In most cases, the grantor will have selected one or more successor trustees when the Trust was established. If a Trustee has been removed, the successor will step in if they are willing and able to serve.
If there is a gap during the transition, then the original Trustee retains legal obligations to safeguard the trust’s property until it can be transferred. They’re also required to make delivery within a reasonable time after notification of their removal.
Finally, the outgoing Trustee may be entitled to keep sums to settle any outstanding obligations.
If there is no named successor, the court will appoint a successor Trustee in the best interest of the beneficiaries.
How to Replace a Trustee in Florida?
In order to replace a Trustee with a successor Trustee, the current Trustee must first be removed by filing a lawsuit petitioning for their removal.
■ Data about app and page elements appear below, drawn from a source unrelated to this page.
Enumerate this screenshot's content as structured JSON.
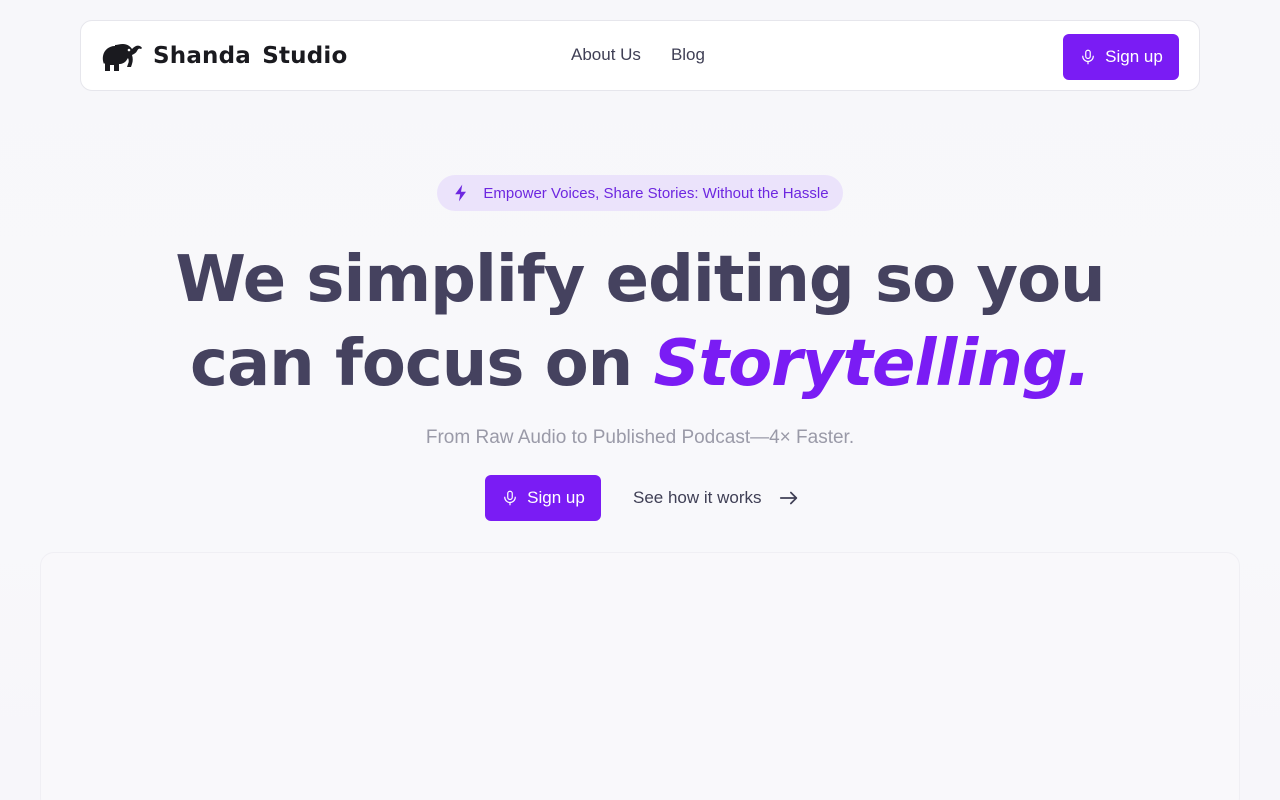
{
  "brand": {
    "name": "Shanda Studio",
    "logo_icon": "elephant-icon"
  },
  "nav": {
    "links": [
      "About Us",
      "Blog"
    ],
    "signup_label": "Sign up",
    "signup_icon": "microphone-icon"
  },
  "hero": {
    "badge": {
      "icon": "lightning-icon",
      "text": "Empower Voices, Share Stories: Without the Hassle"
    },
    "headline_line1": "We simplify editing so you",
    "headline_line2_plain": "can focus on ",
    "headline_line2_accent": "Storytelling.",
    "subheadline": "From Raw Audio to Published Podcast—4× Faster.",
    "signup_label": "Sign up",
    "signup_icon": "microphone-icon",
    "secondary_label": "See how it works",
    "secondary_icon": "arrow-right-icon"
  },
  "colors": {
    "accent": "#7a1cf4",
    "headline": "#45425f",
    "badge_bg": "#ebe3fb",
    "muted_text": "#9a9aa8"
  }
}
Alternatively, you may feel a Trust has been improperly created or managed and needs changing. In these scenarios, you can file a Trust contest lawsuit to have it changed or declared invalid.
In Florida, certain requirements must be met to take legal action. These can be handled in regular civil courts or with mutual agreements outside court.
Who Pays for a Trustee Removal Attorney?
Usually, the interested party pays the Florida Trustee removal attorney, but if the removal action is successful, then the judge may order reimbursement from the estate. The Trustee can also hire an attorney, which can be paid for by the Trust but may have to be repaid for by the Trustee if ordered to do by the judge.
Contact A Florida Trustee Removal Attorney
If you or any other beneficiaries of an estate feel a Trustee has broken their legal requirements or if you think your inheritance rights have been infringed, then you should contact a Florida Trustee removal attorney as soon as possible.
Gathering the evidence, paperwork and proving to a court that a Trustee needs to be removed is far from easy and requires the legal expertise of a lawyer.
Battaglia, Ross, Dicus & McQuaid, P.A. is a U.S. News and World Reports Tier 1 law firm in Florida, specializing in Estate Planning & Probate since 1958. With award-winning experienced attorneys, they give you the best chance of getting the resolution you hope for.
Schedule a free consultation today to get started or to get any questions answered.